* THE TASK *
Below are records; say how many of their lines include the word "JSON", giving nothing but the number.

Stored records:
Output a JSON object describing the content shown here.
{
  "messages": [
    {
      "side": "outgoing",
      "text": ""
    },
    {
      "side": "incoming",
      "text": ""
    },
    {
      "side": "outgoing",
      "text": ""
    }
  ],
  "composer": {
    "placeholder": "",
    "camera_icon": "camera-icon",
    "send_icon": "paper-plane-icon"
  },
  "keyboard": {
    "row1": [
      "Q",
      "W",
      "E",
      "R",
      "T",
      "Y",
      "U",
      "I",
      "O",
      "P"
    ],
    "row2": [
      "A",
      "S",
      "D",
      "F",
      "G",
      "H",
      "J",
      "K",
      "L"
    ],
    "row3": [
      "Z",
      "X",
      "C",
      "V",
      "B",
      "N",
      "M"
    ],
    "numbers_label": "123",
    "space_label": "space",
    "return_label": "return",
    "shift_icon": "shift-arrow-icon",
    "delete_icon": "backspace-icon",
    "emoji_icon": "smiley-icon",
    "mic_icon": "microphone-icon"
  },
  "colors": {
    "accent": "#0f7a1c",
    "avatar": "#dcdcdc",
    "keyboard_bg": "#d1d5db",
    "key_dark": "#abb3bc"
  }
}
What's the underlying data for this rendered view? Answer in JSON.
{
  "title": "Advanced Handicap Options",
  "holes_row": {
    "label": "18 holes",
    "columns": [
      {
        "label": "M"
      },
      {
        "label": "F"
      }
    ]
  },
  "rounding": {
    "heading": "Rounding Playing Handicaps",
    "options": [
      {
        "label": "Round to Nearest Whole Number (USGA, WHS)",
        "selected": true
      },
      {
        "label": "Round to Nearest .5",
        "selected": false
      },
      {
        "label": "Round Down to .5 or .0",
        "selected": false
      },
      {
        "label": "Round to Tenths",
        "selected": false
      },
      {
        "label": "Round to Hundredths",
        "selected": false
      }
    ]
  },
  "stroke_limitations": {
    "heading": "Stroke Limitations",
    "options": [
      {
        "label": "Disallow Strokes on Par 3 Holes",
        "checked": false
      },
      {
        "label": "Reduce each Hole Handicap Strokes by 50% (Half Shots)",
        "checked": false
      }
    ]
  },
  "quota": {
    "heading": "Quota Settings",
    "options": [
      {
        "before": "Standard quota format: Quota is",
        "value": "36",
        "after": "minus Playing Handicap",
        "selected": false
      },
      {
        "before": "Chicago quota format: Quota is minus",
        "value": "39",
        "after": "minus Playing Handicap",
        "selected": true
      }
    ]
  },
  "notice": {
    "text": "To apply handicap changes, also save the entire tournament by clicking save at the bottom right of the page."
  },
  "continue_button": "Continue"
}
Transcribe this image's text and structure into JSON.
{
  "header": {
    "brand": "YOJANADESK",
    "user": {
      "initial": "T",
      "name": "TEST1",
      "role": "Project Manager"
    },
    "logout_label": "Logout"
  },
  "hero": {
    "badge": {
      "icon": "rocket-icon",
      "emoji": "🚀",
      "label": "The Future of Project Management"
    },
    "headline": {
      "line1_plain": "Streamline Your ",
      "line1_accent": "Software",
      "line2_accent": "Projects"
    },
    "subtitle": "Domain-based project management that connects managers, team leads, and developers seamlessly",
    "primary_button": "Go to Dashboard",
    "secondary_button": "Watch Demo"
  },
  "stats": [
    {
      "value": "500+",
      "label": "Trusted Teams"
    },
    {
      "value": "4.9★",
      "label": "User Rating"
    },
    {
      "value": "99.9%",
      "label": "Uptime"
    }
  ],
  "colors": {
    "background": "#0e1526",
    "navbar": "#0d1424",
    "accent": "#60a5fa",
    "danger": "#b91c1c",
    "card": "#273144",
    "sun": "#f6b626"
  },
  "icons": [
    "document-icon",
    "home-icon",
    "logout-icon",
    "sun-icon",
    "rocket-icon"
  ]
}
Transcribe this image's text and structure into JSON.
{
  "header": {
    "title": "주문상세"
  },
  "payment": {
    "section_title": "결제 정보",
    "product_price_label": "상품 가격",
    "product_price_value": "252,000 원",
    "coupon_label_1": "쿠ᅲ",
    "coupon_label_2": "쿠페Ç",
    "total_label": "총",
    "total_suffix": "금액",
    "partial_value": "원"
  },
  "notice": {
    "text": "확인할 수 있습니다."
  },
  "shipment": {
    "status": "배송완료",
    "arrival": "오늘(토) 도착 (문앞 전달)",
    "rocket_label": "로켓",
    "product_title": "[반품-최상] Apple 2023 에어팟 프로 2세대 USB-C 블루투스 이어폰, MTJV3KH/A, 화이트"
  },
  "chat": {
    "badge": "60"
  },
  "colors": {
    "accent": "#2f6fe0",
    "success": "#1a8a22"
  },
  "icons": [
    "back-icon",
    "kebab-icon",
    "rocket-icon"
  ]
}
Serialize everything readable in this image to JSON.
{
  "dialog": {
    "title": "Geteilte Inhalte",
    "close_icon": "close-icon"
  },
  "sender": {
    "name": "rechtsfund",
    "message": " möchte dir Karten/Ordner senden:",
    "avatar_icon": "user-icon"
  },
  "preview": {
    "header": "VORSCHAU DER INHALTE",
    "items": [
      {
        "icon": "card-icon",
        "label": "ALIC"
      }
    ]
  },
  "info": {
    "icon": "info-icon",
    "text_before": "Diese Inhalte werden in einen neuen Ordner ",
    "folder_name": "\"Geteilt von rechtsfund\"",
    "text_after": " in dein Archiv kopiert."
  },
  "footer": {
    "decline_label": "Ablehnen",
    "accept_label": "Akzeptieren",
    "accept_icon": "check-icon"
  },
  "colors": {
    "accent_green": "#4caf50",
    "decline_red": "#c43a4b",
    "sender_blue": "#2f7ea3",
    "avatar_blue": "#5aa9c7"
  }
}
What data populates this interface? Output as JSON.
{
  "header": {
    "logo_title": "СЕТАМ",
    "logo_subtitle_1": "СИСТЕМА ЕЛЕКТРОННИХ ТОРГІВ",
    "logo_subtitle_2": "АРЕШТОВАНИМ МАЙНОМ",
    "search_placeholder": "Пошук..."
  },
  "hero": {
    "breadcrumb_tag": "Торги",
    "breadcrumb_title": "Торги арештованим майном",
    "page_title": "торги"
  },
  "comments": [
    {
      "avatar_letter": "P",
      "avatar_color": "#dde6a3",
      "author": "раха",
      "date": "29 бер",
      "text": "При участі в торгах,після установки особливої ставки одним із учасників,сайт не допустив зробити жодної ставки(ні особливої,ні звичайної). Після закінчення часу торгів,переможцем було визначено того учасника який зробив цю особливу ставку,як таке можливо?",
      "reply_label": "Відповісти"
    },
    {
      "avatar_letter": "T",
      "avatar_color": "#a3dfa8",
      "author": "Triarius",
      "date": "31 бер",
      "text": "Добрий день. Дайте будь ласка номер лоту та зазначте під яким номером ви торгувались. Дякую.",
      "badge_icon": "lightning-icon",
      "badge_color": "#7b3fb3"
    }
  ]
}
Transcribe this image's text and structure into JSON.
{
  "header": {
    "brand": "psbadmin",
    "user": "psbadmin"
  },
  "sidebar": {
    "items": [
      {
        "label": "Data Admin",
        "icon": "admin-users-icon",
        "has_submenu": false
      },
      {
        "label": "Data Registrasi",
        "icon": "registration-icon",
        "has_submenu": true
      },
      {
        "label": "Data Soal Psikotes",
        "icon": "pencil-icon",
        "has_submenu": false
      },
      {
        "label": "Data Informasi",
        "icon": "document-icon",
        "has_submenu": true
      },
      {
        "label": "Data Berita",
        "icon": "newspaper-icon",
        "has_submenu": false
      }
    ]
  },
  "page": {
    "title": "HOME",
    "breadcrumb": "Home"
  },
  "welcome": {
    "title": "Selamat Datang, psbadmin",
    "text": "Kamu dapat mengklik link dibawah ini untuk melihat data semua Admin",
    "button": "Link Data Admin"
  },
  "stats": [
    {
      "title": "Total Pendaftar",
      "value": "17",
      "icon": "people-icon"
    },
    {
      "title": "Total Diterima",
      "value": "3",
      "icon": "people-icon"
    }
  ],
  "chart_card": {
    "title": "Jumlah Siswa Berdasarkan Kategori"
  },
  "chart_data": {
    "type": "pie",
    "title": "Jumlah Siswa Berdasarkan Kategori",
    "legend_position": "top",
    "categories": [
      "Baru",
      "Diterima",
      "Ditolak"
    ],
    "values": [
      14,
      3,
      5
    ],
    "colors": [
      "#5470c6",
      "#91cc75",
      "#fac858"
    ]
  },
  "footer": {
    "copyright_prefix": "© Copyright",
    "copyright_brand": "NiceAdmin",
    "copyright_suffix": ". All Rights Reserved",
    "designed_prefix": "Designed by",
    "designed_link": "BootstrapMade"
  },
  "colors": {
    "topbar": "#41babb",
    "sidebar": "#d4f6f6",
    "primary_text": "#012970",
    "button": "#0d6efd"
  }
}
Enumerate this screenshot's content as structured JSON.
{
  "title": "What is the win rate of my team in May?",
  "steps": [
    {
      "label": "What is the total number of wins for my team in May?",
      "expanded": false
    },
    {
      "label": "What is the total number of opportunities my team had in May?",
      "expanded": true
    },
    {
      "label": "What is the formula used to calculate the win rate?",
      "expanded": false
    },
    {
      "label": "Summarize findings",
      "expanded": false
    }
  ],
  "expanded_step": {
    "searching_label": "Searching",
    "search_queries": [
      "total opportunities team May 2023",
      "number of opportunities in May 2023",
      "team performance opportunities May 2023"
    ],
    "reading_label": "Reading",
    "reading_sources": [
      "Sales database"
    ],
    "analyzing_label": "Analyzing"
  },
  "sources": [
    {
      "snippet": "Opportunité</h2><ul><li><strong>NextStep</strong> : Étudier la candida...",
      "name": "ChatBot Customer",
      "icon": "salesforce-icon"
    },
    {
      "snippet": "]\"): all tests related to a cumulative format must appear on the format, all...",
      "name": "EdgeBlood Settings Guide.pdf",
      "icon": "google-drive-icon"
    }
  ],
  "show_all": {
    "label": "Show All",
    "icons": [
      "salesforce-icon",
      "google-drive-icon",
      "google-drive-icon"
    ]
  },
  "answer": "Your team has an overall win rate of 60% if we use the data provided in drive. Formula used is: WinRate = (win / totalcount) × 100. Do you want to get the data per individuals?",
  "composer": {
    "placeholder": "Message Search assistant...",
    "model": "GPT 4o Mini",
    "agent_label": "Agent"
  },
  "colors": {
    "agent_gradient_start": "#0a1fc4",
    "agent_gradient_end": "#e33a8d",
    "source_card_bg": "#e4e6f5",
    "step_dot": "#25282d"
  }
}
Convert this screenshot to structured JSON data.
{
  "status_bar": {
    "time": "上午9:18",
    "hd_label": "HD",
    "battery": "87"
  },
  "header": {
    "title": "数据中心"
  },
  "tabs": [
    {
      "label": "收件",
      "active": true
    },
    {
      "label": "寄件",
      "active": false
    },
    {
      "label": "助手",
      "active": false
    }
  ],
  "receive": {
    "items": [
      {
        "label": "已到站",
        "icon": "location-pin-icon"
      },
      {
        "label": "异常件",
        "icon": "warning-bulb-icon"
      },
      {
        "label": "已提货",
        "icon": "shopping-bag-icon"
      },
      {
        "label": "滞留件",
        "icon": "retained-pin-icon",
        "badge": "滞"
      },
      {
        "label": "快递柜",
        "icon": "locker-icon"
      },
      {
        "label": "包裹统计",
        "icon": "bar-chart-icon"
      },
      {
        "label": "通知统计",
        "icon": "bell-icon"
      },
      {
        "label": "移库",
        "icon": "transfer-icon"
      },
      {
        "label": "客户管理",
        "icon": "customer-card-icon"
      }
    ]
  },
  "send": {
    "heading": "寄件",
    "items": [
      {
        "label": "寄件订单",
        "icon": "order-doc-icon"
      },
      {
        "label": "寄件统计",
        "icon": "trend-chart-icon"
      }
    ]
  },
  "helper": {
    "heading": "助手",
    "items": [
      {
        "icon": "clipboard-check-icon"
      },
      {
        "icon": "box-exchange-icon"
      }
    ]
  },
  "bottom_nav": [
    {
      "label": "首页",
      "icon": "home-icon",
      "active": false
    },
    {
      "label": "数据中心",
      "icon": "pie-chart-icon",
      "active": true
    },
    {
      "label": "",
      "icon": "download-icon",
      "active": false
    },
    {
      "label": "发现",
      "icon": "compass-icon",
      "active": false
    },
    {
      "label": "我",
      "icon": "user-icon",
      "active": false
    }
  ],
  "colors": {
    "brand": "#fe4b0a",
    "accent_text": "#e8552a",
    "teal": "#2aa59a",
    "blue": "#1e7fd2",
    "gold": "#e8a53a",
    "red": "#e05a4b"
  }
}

* PROBLEM SOLUTION *
9